Managing sickness absence is rarely a straightforward task and dealing with someone that you suspect is not genuinely ill has always been at the trickier end of the scale.
We have all seen it happen – the colleague whose weekend of hard partying regularly translates into a "stomach bug" on Monday morning; the workmate who conveniently develops a migraine whenever a deadline looms. But proving that Jim in accounts is day-tripping at Thorpe Park rather than languishing at home with a bad back is not easy.
Line managers are always keen to present their suspicions about malingerers to HR, not least to address the perceived unfairness to colleagues.
Press them for credible evidence, however, and they tend to go quiet. This makes taking disciplinary action for misconduct very difficult.
Step 1: Identify and assess potential evidence
The first step when dealing with suspected malingerers is to identify and capture available evidence to support the suspicions.
An employer who has evidence that an employee is being dishonest by claiming to be off sick when he or she is not may be able to discipline or dismiss for misconduct. As this is usually a quicker and easier route to follow than using a capability/absence management procedure, it can seem attractive.
In the past, gaining credible evidence has proved problematic for employers. Mere suspicions and rumours will not suffice to establish misconduct.
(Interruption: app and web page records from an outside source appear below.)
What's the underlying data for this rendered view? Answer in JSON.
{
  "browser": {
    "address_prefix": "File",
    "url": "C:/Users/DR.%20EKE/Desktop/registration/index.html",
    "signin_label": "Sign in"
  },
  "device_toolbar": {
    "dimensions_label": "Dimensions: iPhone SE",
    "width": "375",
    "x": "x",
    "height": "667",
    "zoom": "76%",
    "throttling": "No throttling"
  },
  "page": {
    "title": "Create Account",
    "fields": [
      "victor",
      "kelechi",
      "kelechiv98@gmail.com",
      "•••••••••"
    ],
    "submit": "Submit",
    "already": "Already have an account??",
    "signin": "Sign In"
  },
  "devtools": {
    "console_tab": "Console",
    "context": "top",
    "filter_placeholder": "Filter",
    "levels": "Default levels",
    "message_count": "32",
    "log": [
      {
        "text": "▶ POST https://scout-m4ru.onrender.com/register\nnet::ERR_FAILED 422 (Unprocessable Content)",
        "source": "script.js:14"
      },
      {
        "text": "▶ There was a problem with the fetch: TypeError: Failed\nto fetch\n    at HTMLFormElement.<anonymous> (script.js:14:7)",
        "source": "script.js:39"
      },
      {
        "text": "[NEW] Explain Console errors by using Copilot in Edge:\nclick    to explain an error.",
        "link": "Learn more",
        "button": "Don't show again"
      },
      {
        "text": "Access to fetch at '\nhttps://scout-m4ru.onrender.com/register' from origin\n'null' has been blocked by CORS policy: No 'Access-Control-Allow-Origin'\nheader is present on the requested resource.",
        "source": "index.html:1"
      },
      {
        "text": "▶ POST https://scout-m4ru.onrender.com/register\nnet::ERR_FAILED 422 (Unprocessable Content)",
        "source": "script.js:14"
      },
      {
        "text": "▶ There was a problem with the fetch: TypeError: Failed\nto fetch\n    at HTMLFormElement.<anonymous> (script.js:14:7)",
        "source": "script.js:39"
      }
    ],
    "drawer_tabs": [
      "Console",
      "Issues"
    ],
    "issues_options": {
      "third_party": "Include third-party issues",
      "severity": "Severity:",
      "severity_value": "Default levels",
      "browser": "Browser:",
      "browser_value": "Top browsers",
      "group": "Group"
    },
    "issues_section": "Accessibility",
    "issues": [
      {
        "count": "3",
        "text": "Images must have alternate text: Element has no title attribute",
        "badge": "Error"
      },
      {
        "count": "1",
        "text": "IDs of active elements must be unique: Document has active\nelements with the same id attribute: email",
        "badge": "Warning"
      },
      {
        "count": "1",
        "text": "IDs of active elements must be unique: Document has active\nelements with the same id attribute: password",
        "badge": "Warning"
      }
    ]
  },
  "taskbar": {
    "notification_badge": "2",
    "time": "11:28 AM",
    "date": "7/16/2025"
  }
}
However, the burgeoning of social media over recent years has the potential to provide a generou